International Guide Dog Day highlights discrimination faced by handlers
Despite clear laws allowing service animals into public places, those who handle guide dogs continue to face discrimination when entering restaurants and stores, according to the Canadian National Institute for the Blind.
The non-profit organization, which supports Canadians who are blind and partially sighted, says it hears daily complaints of handlers being turned away because of their support dogs, turning International Guide Dog Day into an important learning opportunity.
“It’s unfortunate that, for people who use guide dogs, the number one barrier that they face has nothing to do with how much sight they have. It’s a lack of education by the public,” Victoria Nolan, who works with the CNIB’s Guide Dog program, told CTV News on Wednesday.
“The law is different from province to province, but everywhere in Canada it is the law that guide dogs have the same access to public places as people do.”
In 2017, the CNIB launched its own guide dog training program, dedicated to raising and training guide dogs based on feedback the organization has received from Canadian’s with sight loss.
The program provides trained guide dogs to users at no cost, and even provides follow-up support and training throughout the dog’s life.
“Barney has made an incredible difference in my life -- independence, companionship, safety, security,” said Cindy Shone, who is partially sighted.
But Shone has also experienced the discrimination that Nolan says is based on a lack of public knowledge.
“It’s kind of embarrassing, actually, because you have every right to be there with your dog,” Shone told CTV News.
In an effort to increase awareness, the CNIB has published a “Know Your Rights" section on its website, offering handlers easy access to human rights legislation in each province.
The penalty for not allowing a service dog entrance to a public space ranges from $100 to $1,000 across the country.

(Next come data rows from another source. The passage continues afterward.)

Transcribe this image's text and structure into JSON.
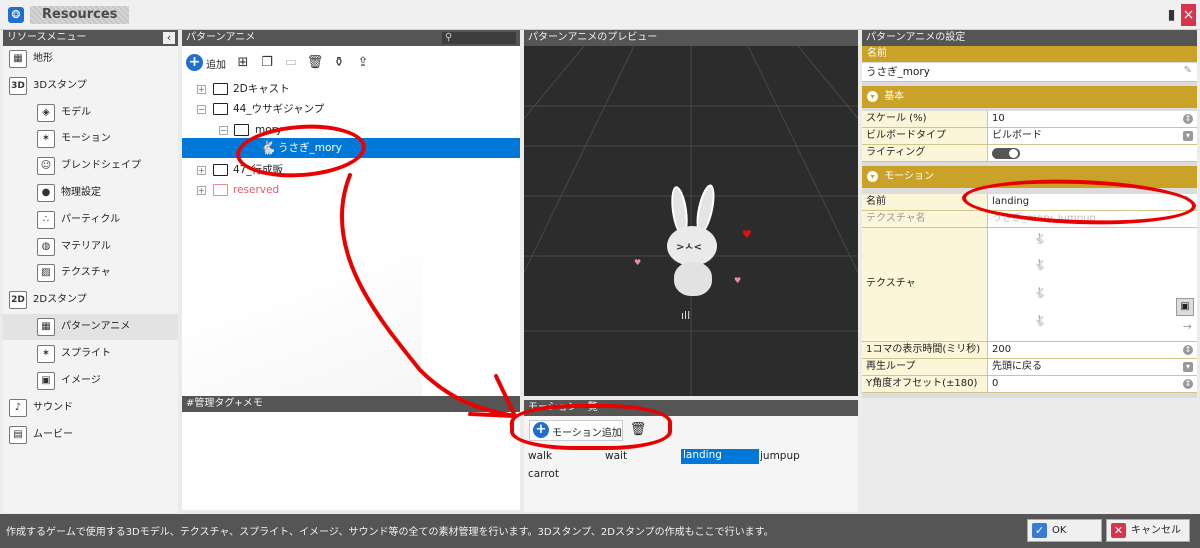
{
  "window": {
    "title": "Resources",
    "minimize_label": "▮",
    "close_label": "×"
  },
  "left_menu": {
    "header": "リソースメニュー",
    "collapse_icon": "‹",
    "items": [
      {
        "label": "地形",
        "icon": "terrain-icon",
        "glyph": "▦"
      },
      {
        "label": "3Dスタンプ",
        "icon": "3d-stamp-icon",
        "glyph": "3D"
      },
      {
        "label": "モデル",
        "icon": "model-icon",
        "glyph": "◈"
      },
      {
        "label": "モーション",
        "icon": "motion-icon",
        "glyph": "✶"
      },
      {
        "label": "ブレンドシェイプ",
        "icon": "blend-shape-icon",
        "glyph": "☺"
      },
      {
        "label": "物理設定",
        "icon": "physics-icon",
        "glyph": "●"
      },
      {
        "label": "パーティクル",
        "icon": "particle-icon",
        "glyph": "∴"
      },
      {
        "label": "マテリアル",
        "icon": "material-icon",
        "glyph": "◍"
      },
      {
        "label": "テクスチャ",
        "icon": "texture-icon",
        "glyph": "▨"
      },
      {
        "label": "2Dスタンプ",
        "icon": "2d-stamp-icon",
        "glyph": "2D"
      },
      {
        "label": "パターンアニメ",
        "icon": "pattern-anime-icon",
        "glyph": "▦"
      },
      {
        "label": "スプライト",
        "icon": "sprite-icon",
        "glyph": "✶"
      },
      {
        "label": "イメージ",
        "icon": "image-icon",
        "glyph": "▣"
      },
      {
        "label": "サウンド",
        "icon": "sound-icon",
        "glyph": "♪"
      },
      {
        "label": "ムービー",
        "icon": "movie-icon",
        "glyph": "▤"
      }
    ]
  },
  "tree": {
    "header": "パターンアニメ",
    "add_label": "追加",
    "items": [
      {
        "label": "2Dキャスト",
        "expander": "+"
      },
      {
        "label": "44_ウサギジャンプ",
        "expander": "−"
      },
      {
        "label": "mory",
        "expander": "−"
      },
      {
        "label": "うさぎ_mory",
        "expander": ""
      },
      {
        "label": "47_行成販",
        "expander": "+"
      },
      {
        "label": "reserved",
        "expander": "+"
      }
    ]
  },
  "memo": {
    "header": "#管理タグ+メモ"
  },
  "preview": {
    "header": "パターンアニメのプレビュー"
  },
  "motion_list": {
    "header": "モーション一覧",
    "add_label": "モーション追加",
    "items": [
      "walk",
      "wait",
      "landing",
      "jumpup",
      "carrot"
    ],
    "selected": "landing"
  },
  "settings": {
    "header": "パターンアニメの設定",
    "name_label": "名前",
    "name_value": "うさぎ_mory",
    "basic_label": "基本",
    "scale_label": "スケール (%)",
    "scale_value": "10",
    "billboard_label": "ビルボードタイプ",
    "billboard_value": "ビルボード",
    "lighting_label": "ライティング",
    "motion_section_label": "モーション",
    "motion_name_label": "名前",
    "motion_name_value": "landing",
    "texture_name_label": "テクスチャ名",
    "texture_name_value": "うさぎ_mory_jumpup",
    "texture_label": "テクスチャ",
    "frame_time_label": "1コマの表示時間(ミリ秒)",
    "frame_time_value": "200",
    "loop_label": "再生ループ",
    "loop_value": "先頭に戻る",
    "y_offset_label": "Y角度オフセット(±180)",
    "y_offset_value": "0"
  },
  "status": {
    "text": "作成するゲームで使用する3Dモデル、テクスチャ、スプライト、イメージ、サウンド等の全ての素材管理を行います。3Dスタンプ、2Dスタンプの作成もここで行います。",
    "ok_label": "OK",
    "cancel_label": "キャンセル"
  },
  "colors": {
    "accent": "#0078d7",
    "section": "#c9a227",
    "annotation": "#ea0000"
  }
}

The organization hopes its training program will help connect more service dogs with those in need.
“I think having more guide dogs out there working is definitely going to help to spread that message,” said Nolan.